When my son was younger we occasionally watched a TV show called Zeke and Luther in which a standing character was nicknamed Stinky Cast. His distinguishing feature was his perpetual arm cast, and by nature the cast must have had a noticeable stench. By self-proclamation I have become Stinky Cast. Not because I’ve started acting like a teenage boy but because the cast on my left hand stinks—it smells bad and it stinks to wear a cast.
A month ago I was holding my son’s sweatshirt on the handlebars of my bike and it inadvertently slipped down in between the wheel and bike frame. The wheel stopped moving suddenly, I flipped over the handlebars and landed on my side, sprawled out on my neighborhood street. An orthopedic specialist put me in a cast to heal a torn ligament and bone bruise in my left hand. “But doctor, I’m a writer and a photographer, I need two hands to function,” I say, not holding back the tears. “Sorry,” he says, “If you want it to heal, you can’t use it for four weeks, minimum.”
The extra attention I received from friends and co-workers carried me through the first week. But by the end of the second week the novelty wore off and the inconvenience and the pain were punctuated. I had a temper tantrum when no one in my household wanted to cut the fingernails on my right hand. My son was finally relegated to the task. After hacking his way through it he says, “Eww, your cast stinks.” I wait until he leaves to cry again, this time in silence.
I call my mom. Having lived through much more hardship than me, she says, in her even-keeled voice, “It could have been worse. You weren’t wearing a helmet and you could have hit your head.” That’s not what I wanted to hear but it’s true, of course. I know a guy at work who has hooks instead of hands, I see a child down the street who is physically disabled and has to spend his whole life in a wheelchair, and I have friend who is getting ready to have a cancerous tumor removed from her neck. How can I possibly feel sorry for myself for having a temporarily injured hand and a stinky cast?

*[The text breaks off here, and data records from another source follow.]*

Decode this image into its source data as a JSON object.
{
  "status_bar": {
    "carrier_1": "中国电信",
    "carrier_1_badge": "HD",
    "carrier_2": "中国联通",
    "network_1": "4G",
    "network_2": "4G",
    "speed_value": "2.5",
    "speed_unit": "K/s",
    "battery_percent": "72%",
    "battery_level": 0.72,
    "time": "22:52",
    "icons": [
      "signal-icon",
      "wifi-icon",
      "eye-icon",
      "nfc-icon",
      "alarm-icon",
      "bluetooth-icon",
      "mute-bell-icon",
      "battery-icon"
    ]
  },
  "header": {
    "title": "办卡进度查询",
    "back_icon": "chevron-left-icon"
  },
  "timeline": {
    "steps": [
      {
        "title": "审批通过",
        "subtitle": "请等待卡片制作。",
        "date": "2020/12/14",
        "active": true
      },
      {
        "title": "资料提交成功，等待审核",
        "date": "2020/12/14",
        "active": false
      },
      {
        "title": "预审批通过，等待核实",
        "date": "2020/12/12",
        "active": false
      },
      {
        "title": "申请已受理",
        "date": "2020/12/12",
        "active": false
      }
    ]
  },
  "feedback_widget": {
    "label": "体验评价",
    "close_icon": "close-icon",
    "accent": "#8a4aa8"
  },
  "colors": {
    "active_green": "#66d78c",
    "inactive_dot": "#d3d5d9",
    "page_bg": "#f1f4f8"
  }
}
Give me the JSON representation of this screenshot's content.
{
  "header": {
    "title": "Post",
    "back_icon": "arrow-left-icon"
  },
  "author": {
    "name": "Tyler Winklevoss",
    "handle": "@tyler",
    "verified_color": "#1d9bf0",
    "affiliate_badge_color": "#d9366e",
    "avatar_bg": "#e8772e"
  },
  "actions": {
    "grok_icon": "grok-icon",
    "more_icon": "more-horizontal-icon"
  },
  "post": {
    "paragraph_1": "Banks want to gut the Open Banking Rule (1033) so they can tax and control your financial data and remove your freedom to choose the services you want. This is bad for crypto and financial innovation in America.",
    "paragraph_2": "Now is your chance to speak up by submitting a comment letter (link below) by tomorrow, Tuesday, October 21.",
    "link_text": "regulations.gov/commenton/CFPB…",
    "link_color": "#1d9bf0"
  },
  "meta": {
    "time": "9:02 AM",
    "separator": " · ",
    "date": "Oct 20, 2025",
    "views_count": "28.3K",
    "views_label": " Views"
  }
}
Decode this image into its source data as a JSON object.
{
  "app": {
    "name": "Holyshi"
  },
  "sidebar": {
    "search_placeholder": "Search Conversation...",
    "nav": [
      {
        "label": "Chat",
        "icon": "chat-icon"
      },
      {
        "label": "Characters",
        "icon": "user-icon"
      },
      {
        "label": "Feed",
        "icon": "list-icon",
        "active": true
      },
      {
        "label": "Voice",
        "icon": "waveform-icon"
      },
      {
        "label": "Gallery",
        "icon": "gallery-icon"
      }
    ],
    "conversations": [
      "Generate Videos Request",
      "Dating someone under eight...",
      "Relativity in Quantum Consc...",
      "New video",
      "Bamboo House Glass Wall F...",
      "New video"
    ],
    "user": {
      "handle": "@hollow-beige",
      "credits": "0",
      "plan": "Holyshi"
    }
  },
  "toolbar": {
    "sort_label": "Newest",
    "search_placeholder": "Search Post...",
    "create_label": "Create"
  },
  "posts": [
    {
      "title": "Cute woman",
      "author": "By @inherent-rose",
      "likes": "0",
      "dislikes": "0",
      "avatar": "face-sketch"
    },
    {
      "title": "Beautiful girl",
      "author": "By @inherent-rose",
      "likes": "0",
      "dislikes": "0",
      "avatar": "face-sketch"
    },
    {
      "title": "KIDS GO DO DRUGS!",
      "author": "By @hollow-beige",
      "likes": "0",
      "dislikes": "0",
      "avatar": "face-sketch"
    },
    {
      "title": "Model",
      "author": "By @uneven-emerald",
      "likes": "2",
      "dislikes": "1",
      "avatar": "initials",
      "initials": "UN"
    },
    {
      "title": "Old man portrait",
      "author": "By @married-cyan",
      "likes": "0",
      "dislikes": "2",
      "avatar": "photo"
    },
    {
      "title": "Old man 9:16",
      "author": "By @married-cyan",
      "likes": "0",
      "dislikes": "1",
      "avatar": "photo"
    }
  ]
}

And, yet, I do feel sorry for myself—because things could also be better. I could be living pain free with no cast. I could be able to type faster without pecking, keep my photo shoot commitments at the peak of leaf-changing season, cut my own fingernails, pull up my tights, floss my teeth, shave my right arm pit, zip up my jacket and open the container of pain reliever I need to quell the throbbing. I’m conflicted. Life circumstances could always be better or worse depending on your comparisons, and the only real comparison I have is to what my life was like before.
At the end of week three the pain is subsiding and I’m getting used to single-handedly managing my life. I take a lunchtime walk and am fully present. I realize I can walk, see, hear, think and feel the warm sun on my face. If nothing else, my stinky cast has given me a renewed appreciation for my health and my life. I still have my cast, but I also have a newfound habit of recognizing what I do have—especially the smallest of life’s conveniences—on a daily basis. I more clearly understand that life is so very fragile and everything can change at the slip of a sweatshirt.